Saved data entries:
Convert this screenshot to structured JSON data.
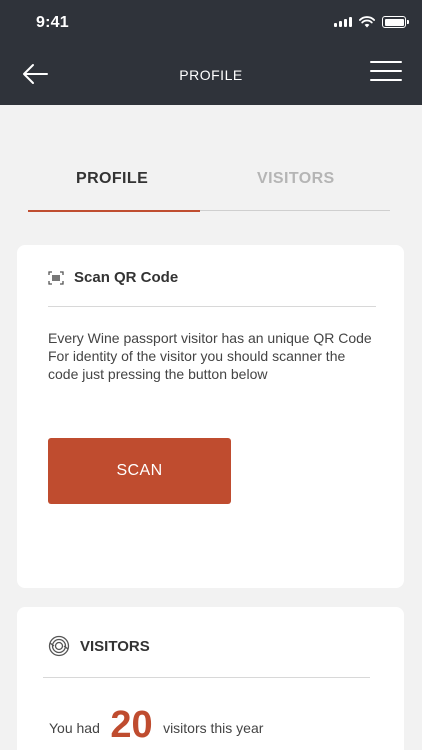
{
  "status_bar": {
    "time": "9:41"
  },
  "nav": {
    "title": "PROFILE"
  },
  "tabs": [
    {
      "label": "PROFILE",
      "active": true
    },
    {
      "label": "VISITORS",
      "active": false
    }
  ],
  "scan_card": {
    "title": "Scan QR Code",
    "description": "Every Wine passport visitor has an unique QR Code  For identity of the visitor you should scanner the code just pressing the button below",
    "button_label": "SCAN"
  },
  "visitors_card": {
    "title": "VISITORS",
    "prefix": "You had",
    "count": "20",
    "suffix": "visitors this year"
  },
  "colors": {
    "accent": "#bf4c2f",
    "header_bg": "#2f333a",
    "background": "#f2f2f2"
  },
  "icons": [
    "back-arrow-icon",
    "menu-icon",
    "qr-scan-icon",
    "visitors-icon",
    "signal-icon",
    "wifi-icon",
    "battery-icon"
  ]
}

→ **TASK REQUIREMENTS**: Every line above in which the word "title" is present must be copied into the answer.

→ **ANSWER TO THIS TASK**:
    "title": "PROFILE"
    "title": "Scan QR Code",
    "title": "VISITORS",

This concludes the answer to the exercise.